They’re exclusively available on Park & Bond; prices range from $245-$265.
Learn more about American shirting brand Hamilton here; follow Nick Wooster’s personal Tumblr here.

WIN with T.M. Lewin.

Jermyn St. shirtmakers since 1898, T. M. Lewin know a thing or two about the classic Oxford button-down, so despite not being wholly taken with the surface design/look of their wares, I trust their incomparable knowledge when it comes to crafting shirts. A household name, known predominantly for their formal- and business-wear, T.M. Lewin could rest on their laurels in the steady professional suiting trade, but this season sees them shake off office-ready attire, for something a little more informal, the Casual collection.
Intended as the perfect range of ‘weekend-ing’ shirts, the collection meets the brand’s benchmark for superior quality, while incorporating close attention to detail.
^ T. M. Lewin Casual Collection AW12, launching online and in-stores September 17th
If you fancy getting your hands on one of these shirts yourself, as well as a tie or handkerchief from their extensive accessories offering, simply enter as follows:
1 – Follow & Tweet @malemode and @TMLewin a summation of your idea of the perfect casual weekend, be it pints, parks, theatre premieres or a long-overdue breakfast-in-bed by midday (GMT) Fri August 24th 2012. 
2 – For an extra entry, share the ‘WIN with T. M. Lewin’ competition entry on the Male Mode Facebook page
* Winner will be chosen using Random.org. Winner is entitled to one Casual Collection shirt of their choice, as well as one tie or handkerchief of their choice. 

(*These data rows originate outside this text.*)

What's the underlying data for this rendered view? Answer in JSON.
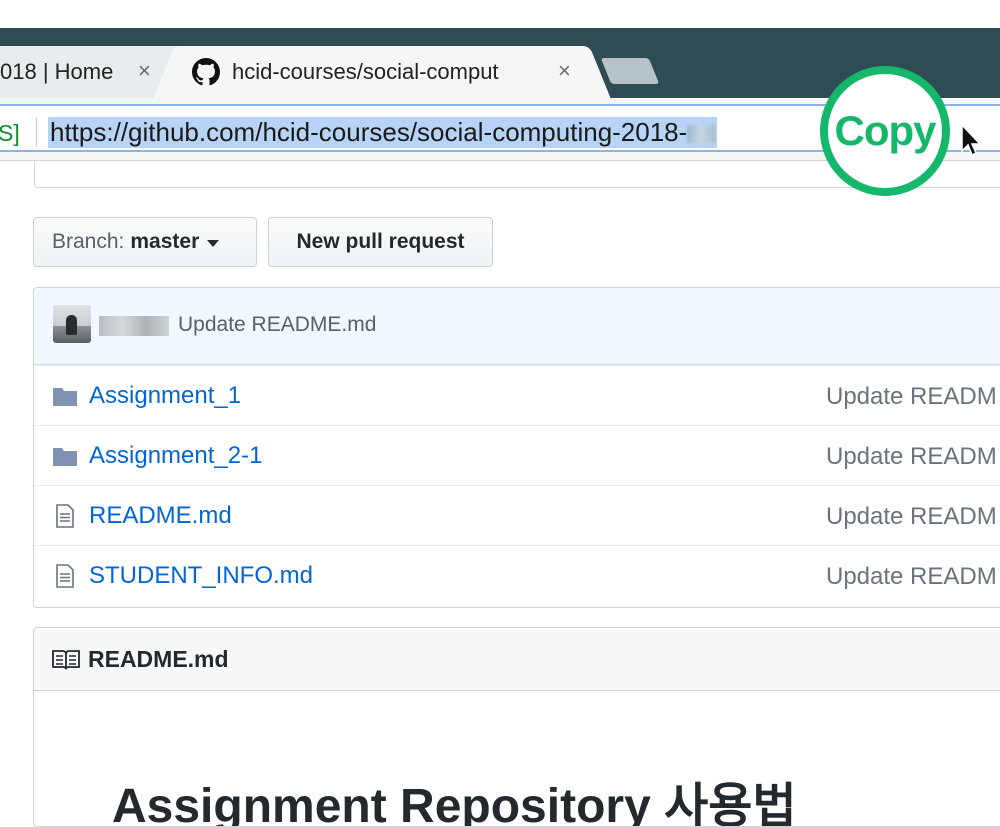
{
  "browser": {
    "tabs": [
      {
        "title": "018 | Home",
        "active": false
      },
      {
        "title": "hcid-courses/social-comput",
        "active": true
      }
    ],
    "close_glyph": "×",
    "secure_label": "S]",
    "url": "https://github.com/hcid-courses/social-computing-2018-",
    "overlay_label": "Copy",
    "overlay_color": "#15b86a"
  },
  "repo": {
    "branch_prefix": "Branch:",
    "branch_name": "master",
    "new_pr_label": "New pull request",
    "latest_commit": {
      "message": "Update README.md"
    },
    "files": [
      {
        "type": "folder",
        "icon": "folder-icon",
        "name": "Assignment_1",
        "commit": "Update READM"
      },
      {
        "type": "folder",
        "icon": "folder-icon",
        "name": "Assignment_2-1",
        "commit": "Update READM"
      },
      {
        "type": "file",
        "icon": "file-icon",
        "name": "README.md",
        "commit": "Update READM"
      },
      {
        "type": "file",
        "icon": "file-icon",
        "name": "STUDENT_INFO.md",
        "commit": "Update READM"
      }
    ]
  },
  "readme": {
    "title": "README.md",
    "heading": "Assignment Repository 사용법"
  },
  "colors": {
    "link": "#0366d6",
    "tab_strip": "#2f4c54",
    "url_selection": "#b7d3f6"
  }
}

See more from T. M. Lewin.

Jigsaw SS12: Piecing it back together.

Buoyed by a so far successful re-branding, British high-street brand Jigsaw has brought its menswear back from the dead for Spring Summer 2012, with its first collection since 1999. More than a decade on and a lot has changed. The British classic formality is still here, but tweaked and re-conceived. Design director Frances Walker talked me through:

Male Mode: Who is the Jigsaw man?

 Frances Walker: He’s aged between approximately 25-55; Jigsaw Menswear is a collection which appeals to a certain mindset of man rather than his age. He is effortlessly handsome yet considers what he wears carefully. He puts clothes together as if he hasn’t tried hard. He looks for and understands quality in all areas of his life, he considers what he buys and chooses clothes intelligently. He is knowledgeable about clothes generally; he wants clothes which will last, that will integrate into his wardrobe without screaming and are fit for purpose and comfortable. He looks for great, relevant, contemporary stylish clothes rather than conceptual, of the moment fashion pieces.. He appreciates fine detailing, beautiful fabrics and is not afraid of colour. He looks for a point of difference in what he selects for his own pleasure rather than to draw attention to himself.

MM: From which sources did you glean your inspiration for the AW12 collection?

FW: For the first AW collection we were focussing on great British fabrics: tartan for colour and tweed for texture. The tartan provided a great colour vehicle for the collection. We used the classic blackwatch and the more loud red Brodie tartan. The fabric is garment-washed and comes from Loccharron of Scotland. The tartan was interpreted in knit, socks, shirts and outwear as a waxed jacket from the British Millerain. The tweeds, including a garment-washed tweed from Harris, stemmed from a look at Lucien Freud from both his nonchalant personal style of dressing and the neutral layers of oil paint which daub the walls of his studio

MM: If you were to recommend any essential item of clothing to a man, what would it be?

FW: For those in the UK – a great overcoat. For AW12 I would choose our timeless DB camel wool coat, gorgeous on any age!


Still some key pieces missing or is the puzzle complete?